He was born Oct. 28, 1923, in LaFollette, Tenn., to Exa DeAlva Roper Westbrook and Lloyd C. Westbrook Sr. Along with his four siblings he spent his childhood in Carrollton and Hartwell before his family established permanent residency in Athens. He graduated high school in 1940 from University High where he met his future wife. He began his college education at the University of Georgia.
Lloyd is survived by: his wife, the former Evelyn F. Oldham; four children, Cathy E. Gable (Ray) of Marietta, George C. Westbrook of Powder Springs, Richard C. Westbrook (Teresa) of Bowie, Md., and William A. Westbrook of Chicago; 10, grandchildren; 10 great-grandchildren; a sister-in-law, Jean Oldham of Oxford; and nieces and nephews. His two surviving brothers are H. Winston Westbrook (Jeanne) of Athens and Highlands, N.C., and Travis D. Westbrook (Martha) of Rising Fawn. Siblings J. Wiley and Helen Westbrook are deceased. He and Evelyn were married Oct. 16, 1943. After serving in the Army Air Force during World War II, he continued his education at Georgia Tech.
Aeronautical engineering was Lloyd’s profession. He was employed by Bell Bomber Plant, Lockheed Aircraft in Marietta, Briles Mfg. in El Segundo, Calif., (producer of fasteners needed in the building process of airplanes) and McDonnell Douglas in St. Louis. At an early age he loved any type of aircraft and began a part-time job in that field while a junior in high school. He learned all phases of building an airplane — mechanical, electrical and structural from the ground up — to fixing a flat tire to installing the wings and fuselage. Because others specialized in only one part of this process, Lloyd became accomplished in the field since he was knowledgeable in all phases involved. He became known as “Mr. Fix-it” when he was called on to identify problems that prohibited the selling off of the finished project to the buyer.
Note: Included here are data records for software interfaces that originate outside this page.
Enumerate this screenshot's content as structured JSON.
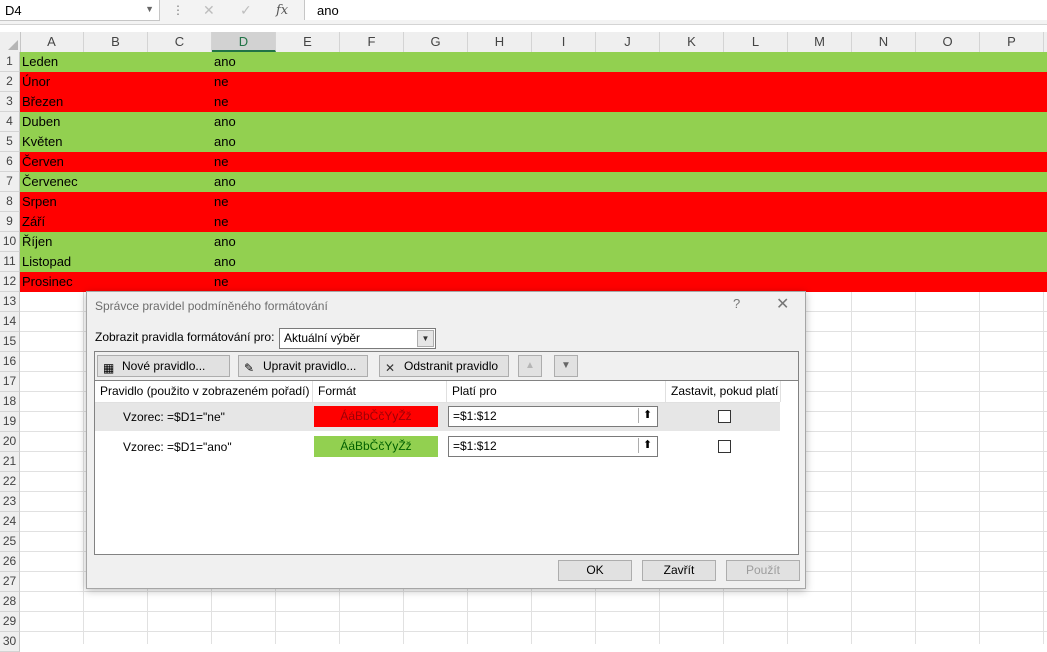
{
  "formula_bar": {
    "name_box": "D4",
    "cancel_glyph": "✕",
    "enter_glyph": "✓",
    "fx_label": "fx",
    "formula": "ano"
  },
  "grid": {
    "columns": [
      "A",
      "B",
      "C",
      "D",
      "E",
      "F",
      "G",
      "H",
      "I",
      "J",
      "K",
      "L",
      "M",
      "N",
      "O",
      "P"
    ],
    "selected_column": "D",
    "row_numbers": [
      "1",
      "2",
      "3",
      "4",
      "5",
      "6",
      "7",
      "8",
      "9",
      "10",
      "11",
      "12",
      "13",
      "14",
      "15",
      "16",
      "17",
      "18",
      "19",
      "20",
      "21",
      "22",
      "23",
      "24",
      "25",
      "26",
      "27",
      "28",
      "29",
      "30"
    ],
    "rows": [
      {
        "a": "Leden",
        "d": "ano",
        "fill": "green"
      },
      {
        "a": "Únor",
        "d": "ne",
        "fill": "red"
      },
      {
        "a": "Březen",
        "d": "ne",
        "fill": "red"
      },
      {
        "a": "Duben",
        "d": "ano",
        "fill": "green"
      },
      {
        "a": "Květen",
        "d": "ano",
        "fill": "green"
      },
      {
        "a": "Červen",
        "d": "ne",
        "fill": "red"
      },
      {
        "a": "Červenec",
        "d": "ano",
        "fill": "green"
      },
      {
        "a": "Srpen",
        "d": "ne",
        "fill": "red"
      },
      {
        "a": "Září",
        "d": "ne",
        "fill": "red"
      },
      {
        "a": "Říjen",
        "d": "ano",
        "fill": "green"
      },
      {
        "a": "Listopad",
        "d": "ano",
        "fill": "green"
      },
      {
        "a": "Prosinec",
        "d": "ne",
        "fill": "red"
      }
    ],
    "colors": {
      "green": "#92d050",
      "red": "#ff0000"
    }
  },
  "dialog": {
    "title": "Správce pravidel podmíněného formátování",
    "help": "?",
    "close": "✕",
    "show_rules_label": "Zobrazit pravidla formátování pro:",
    "show_rules_value": "Aktuální výběr",
    "toolbar": {
      "new_rule": "Nové pravidlo...",
      "edit_rule": "Upravit pravidlo...",
      "delete_rule": "Odstranit pravidlo"
    },
    "columns": {
      "rule": "Pravidlo (použito v zobrazeném pořadí)",
      "format": "Formát",
      "applies_to": "Platí pro",
      "stop_if_true": "Zastavit, pokud platí"
    },
    "rules": [
      {
        "rule": "Vzorec: =$D1=\"ne\"",
        "preview": "ÁáBbČčYyŽž",
        "applies_to": "=$1:$12",
        "stop": false
      },
      {
        "rule": "Vzorec: =$D1=\"ano\"",
        "preview": "ÁáBbČčYyŽž",
        "applies_to": "=$1:$12",
        "stop": false
      }
    ],
    "buttons": {
      "ok": "OK",
      "close": "Zavřít",
      "apply": "Použít"
    }
  }
}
While at Briles he traveled to many companies in foreign countries in Europe and Asia teaching employees how to retrofit their planes to bring them up to date. After his retirement, he collected and built models of the 33 planes he had worked on throughout his career and strung them on wires in chronological order across the ceiling of his two-car garage, dating from 1939 at Bell Bomber Plant to 1988.
After retiring to Clayton, he became a volunteer for Meals On Wheels, Habitat for Humanity and the literacy program. He was a member of Grace Bible Church and AARP. He appeared yearly in the local drama, “His Last Days,” as Caiphus the High Priest. During the children’s childhood he served as scoutmaster for the Boy Scouts, Girl Scouts and as a leader in the Indian YMCA Guides.
In October 2013, he and Evelyn celebrated their 70th wedding anniversary.
A memorial service was held at Grace Bible Church in Mountain City. Remembrances may be made in the form of contributions to Halcyon Hospice, 1435 Haw Creek Circle E., suite 402, Cumming, GA 30041.
Beck Funeral Home was in charge of arrangements. An online guestbook is available at www.beckfuneralhome.com.